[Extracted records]
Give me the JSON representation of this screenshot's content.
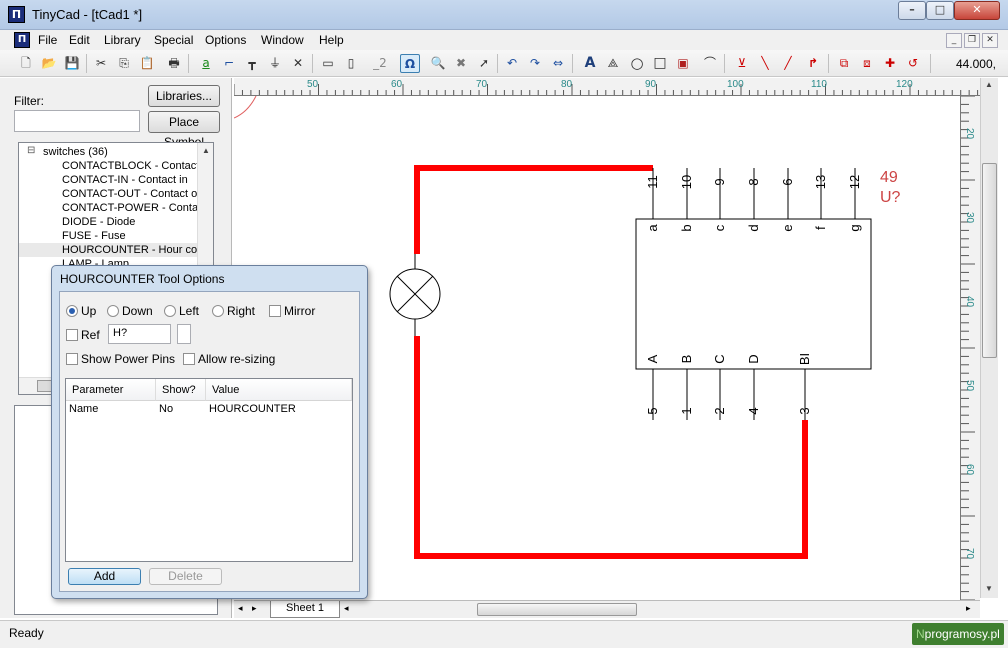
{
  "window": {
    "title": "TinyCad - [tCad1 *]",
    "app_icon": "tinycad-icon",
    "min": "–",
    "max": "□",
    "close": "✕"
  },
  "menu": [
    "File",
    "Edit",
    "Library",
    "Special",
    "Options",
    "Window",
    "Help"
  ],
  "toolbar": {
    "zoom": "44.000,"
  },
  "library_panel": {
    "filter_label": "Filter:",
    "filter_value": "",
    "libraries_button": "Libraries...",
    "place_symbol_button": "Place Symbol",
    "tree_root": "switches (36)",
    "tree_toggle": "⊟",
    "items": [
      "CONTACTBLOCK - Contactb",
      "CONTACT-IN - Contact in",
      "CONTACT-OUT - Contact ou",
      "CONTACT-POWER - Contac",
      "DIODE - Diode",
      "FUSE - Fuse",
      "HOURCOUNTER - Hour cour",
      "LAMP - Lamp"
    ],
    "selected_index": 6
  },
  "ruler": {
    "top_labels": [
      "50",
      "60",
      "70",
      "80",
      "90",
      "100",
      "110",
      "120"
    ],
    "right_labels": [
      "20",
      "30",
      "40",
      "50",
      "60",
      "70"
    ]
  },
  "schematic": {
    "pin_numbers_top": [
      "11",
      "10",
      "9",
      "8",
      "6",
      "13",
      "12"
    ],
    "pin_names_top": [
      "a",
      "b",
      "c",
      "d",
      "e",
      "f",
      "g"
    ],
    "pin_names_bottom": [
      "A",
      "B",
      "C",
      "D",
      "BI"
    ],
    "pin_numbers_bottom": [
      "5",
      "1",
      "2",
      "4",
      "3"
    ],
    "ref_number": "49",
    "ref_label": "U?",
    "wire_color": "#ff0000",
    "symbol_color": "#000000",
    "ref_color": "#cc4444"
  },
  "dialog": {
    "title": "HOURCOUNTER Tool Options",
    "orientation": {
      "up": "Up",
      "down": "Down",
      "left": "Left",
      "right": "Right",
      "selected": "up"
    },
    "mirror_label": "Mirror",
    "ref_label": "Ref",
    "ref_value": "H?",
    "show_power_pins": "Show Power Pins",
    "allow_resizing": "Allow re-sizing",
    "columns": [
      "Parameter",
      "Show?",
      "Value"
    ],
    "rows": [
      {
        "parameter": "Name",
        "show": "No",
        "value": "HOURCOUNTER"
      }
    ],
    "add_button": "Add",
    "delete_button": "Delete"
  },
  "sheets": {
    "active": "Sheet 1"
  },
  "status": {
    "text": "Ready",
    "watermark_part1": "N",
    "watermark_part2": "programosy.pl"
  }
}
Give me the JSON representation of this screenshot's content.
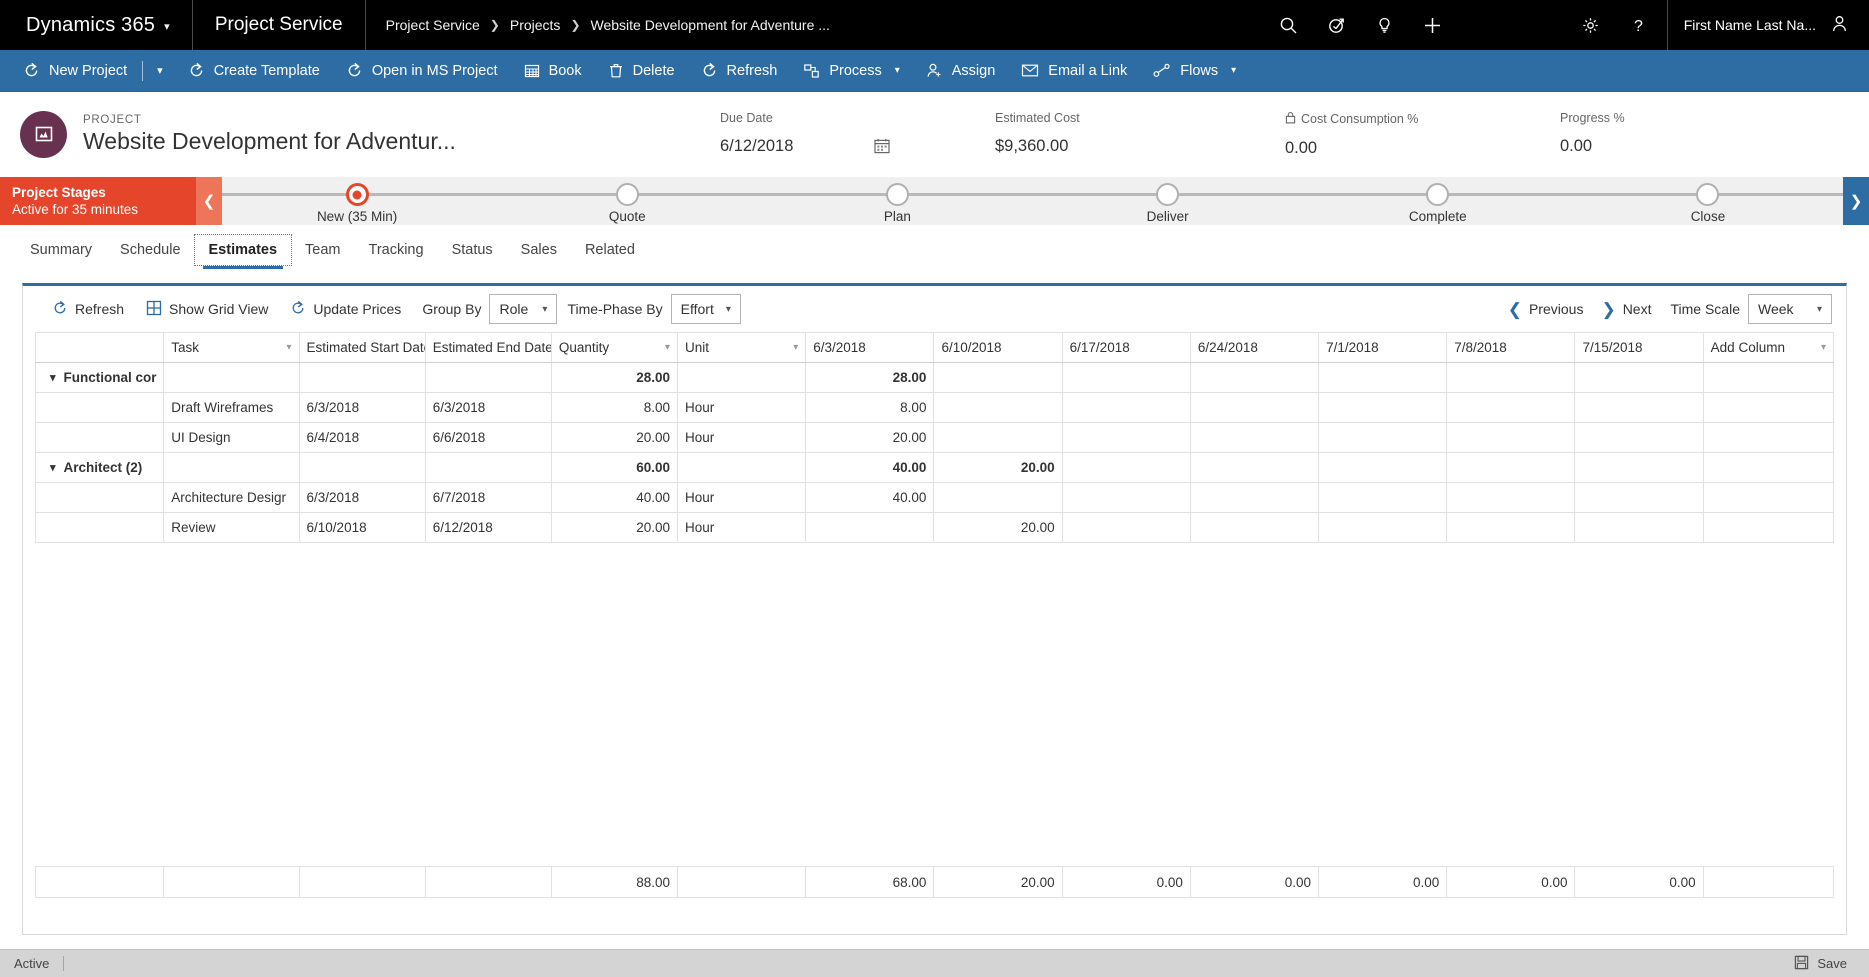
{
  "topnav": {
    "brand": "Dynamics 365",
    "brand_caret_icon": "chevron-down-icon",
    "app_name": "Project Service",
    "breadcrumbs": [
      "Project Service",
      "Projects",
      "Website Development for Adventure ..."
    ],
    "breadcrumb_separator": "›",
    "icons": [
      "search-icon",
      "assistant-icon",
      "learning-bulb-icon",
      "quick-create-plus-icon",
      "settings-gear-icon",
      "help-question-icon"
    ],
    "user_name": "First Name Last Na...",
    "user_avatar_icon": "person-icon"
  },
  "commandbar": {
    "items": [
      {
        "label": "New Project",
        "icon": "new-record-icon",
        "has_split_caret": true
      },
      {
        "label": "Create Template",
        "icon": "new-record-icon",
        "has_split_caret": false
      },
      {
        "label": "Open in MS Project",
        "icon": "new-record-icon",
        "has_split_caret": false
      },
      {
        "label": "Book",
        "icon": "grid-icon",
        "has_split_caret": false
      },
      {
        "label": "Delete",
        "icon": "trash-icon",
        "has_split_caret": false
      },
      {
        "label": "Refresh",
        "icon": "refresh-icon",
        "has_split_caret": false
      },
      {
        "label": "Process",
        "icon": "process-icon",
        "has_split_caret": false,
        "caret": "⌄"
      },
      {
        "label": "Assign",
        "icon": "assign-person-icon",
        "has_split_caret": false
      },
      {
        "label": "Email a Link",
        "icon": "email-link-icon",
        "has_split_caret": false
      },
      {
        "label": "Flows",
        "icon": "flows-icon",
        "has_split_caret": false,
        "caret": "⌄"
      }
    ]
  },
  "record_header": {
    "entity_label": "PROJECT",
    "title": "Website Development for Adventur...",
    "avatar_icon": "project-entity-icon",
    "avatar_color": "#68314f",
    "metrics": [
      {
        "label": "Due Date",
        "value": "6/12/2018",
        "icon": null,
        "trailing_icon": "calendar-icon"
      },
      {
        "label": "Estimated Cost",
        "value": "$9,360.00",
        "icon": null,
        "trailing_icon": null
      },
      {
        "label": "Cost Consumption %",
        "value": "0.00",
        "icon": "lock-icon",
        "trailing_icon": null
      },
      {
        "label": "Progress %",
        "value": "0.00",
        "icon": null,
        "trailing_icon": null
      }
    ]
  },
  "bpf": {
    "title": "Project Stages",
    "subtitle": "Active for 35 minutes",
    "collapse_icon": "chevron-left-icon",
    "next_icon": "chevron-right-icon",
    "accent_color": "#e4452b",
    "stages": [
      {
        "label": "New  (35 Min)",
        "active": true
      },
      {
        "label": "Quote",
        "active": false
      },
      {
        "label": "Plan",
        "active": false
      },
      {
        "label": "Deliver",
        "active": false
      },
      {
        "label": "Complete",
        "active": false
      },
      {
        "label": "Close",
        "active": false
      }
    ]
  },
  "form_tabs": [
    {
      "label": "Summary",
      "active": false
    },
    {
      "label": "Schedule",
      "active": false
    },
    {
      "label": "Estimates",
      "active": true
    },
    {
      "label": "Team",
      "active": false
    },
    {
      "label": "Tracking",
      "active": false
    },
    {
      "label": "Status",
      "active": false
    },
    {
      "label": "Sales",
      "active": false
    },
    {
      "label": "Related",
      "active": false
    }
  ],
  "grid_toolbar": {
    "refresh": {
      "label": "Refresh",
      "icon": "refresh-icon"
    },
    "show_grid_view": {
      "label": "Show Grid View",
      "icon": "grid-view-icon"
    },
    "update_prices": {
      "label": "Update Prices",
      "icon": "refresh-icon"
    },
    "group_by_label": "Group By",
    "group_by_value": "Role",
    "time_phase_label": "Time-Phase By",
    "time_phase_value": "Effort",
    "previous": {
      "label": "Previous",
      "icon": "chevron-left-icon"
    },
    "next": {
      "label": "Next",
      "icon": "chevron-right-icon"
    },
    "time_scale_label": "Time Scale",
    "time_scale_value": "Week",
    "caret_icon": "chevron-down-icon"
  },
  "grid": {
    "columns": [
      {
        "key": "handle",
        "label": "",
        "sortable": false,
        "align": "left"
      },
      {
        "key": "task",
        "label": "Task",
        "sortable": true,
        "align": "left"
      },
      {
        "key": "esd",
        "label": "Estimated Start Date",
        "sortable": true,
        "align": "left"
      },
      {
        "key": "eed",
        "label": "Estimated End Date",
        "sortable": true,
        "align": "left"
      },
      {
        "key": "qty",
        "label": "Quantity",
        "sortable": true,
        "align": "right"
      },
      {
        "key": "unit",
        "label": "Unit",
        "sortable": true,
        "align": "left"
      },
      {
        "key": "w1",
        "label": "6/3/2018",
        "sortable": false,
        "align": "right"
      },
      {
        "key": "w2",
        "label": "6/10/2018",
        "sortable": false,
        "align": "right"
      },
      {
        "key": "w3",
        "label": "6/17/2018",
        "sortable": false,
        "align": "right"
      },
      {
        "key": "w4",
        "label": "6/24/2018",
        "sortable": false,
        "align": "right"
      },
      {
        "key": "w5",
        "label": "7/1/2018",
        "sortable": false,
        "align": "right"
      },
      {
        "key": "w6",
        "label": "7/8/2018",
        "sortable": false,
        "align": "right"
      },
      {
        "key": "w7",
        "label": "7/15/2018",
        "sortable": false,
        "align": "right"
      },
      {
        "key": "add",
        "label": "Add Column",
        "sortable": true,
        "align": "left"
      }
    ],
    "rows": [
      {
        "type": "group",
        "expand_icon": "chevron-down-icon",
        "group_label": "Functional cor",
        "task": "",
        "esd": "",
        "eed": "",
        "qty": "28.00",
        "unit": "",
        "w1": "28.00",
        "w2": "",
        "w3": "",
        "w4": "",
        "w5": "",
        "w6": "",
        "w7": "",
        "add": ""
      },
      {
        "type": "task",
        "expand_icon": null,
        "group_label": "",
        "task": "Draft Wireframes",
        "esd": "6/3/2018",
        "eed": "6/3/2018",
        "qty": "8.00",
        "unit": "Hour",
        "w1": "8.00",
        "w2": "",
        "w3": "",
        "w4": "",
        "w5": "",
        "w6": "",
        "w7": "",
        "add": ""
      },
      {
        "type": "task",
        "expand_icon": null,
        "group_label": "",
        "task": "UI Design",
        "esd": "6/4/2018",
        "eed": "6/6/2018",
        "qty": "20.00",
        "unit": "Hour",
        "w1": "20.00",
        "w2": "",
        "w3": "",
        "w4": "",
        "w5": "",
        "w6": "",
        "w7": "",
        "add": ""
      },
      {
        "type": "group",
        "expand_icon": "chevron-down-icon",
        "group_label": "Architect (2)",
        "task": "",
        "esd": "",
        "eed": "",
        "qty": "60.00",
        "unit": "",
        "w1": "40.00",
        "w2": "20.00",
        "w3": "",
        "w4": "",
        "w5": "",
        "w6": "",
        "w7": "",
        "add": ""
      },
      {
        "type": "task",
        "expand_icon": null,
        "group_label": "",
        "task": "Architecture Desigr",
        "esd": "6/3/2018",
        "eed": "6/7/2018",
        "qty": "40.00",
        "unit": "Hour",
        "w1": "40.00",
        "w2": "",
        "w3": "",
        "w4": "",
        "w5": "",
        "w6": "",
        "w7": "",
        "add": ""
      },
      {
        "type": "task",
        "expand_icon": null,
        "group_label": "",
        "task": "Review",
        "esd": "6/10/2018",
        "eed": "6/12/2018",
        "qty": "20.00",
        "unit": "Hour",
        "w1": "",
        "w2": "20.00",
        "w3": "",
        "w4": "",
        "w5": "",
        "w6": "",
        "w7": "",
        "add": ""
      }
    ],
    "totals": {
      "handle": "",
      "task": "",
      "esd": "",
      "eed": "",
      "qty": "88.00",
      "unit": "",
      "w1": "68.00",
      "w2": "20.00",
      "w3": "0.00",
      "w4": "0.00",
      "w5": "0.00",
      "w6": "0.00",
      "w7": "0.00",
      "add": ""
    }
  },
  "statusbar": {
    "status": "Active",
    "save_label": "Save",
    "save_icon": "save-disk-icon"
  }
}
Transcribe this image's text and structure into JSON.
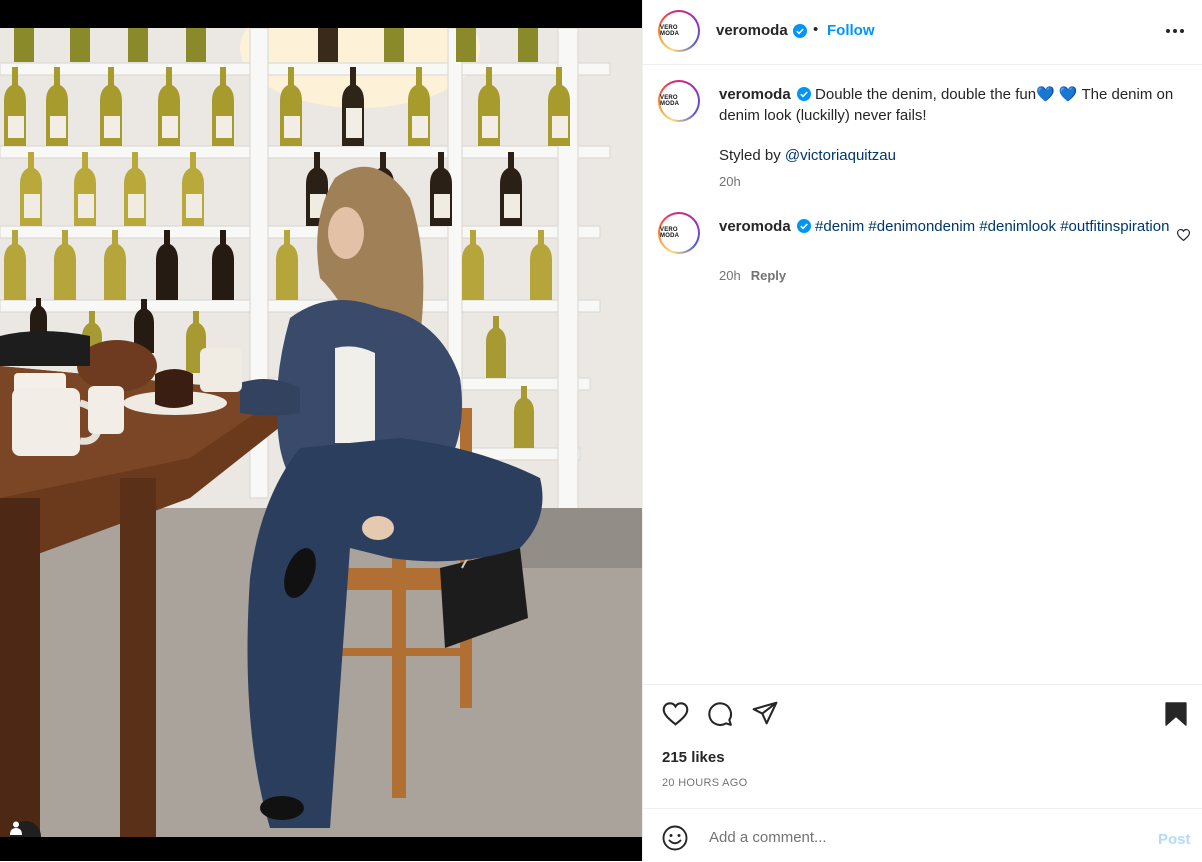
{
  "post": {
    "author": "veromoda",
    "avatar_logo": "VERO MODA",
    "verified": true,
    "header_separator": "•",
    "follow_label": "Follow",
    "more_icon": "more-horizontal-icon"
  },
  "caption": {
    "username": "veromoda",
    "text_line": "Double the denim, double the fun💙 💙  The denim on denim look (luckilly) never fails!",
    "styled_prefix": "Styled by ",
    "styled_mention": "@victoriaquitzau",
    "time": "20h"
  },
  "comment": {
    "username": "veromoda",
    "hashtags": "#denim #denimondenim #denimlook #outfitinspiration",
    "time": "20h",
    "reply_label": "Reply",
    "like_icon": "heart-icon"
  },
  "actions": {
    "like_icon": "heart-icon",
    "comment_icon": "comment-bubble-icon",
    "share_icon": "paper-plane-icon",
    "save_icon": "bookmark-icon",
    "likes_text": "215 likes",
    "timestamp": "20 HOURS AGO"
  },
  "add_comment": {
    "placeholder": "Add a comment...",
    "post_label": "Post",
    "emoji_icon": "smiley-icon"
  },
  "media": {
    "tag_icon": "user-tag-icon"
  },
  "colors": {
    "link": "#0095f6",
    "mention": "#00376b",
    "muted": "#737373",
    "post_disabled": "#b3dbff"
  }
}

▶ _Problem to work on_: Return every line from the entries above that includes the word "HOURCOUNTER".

▶ _Exercise solution_:
      "HOURCOUNTER - Hour cour",
    "title": "HOURCOUNTER Tool Options",
        "value": "HOURCOUNTER"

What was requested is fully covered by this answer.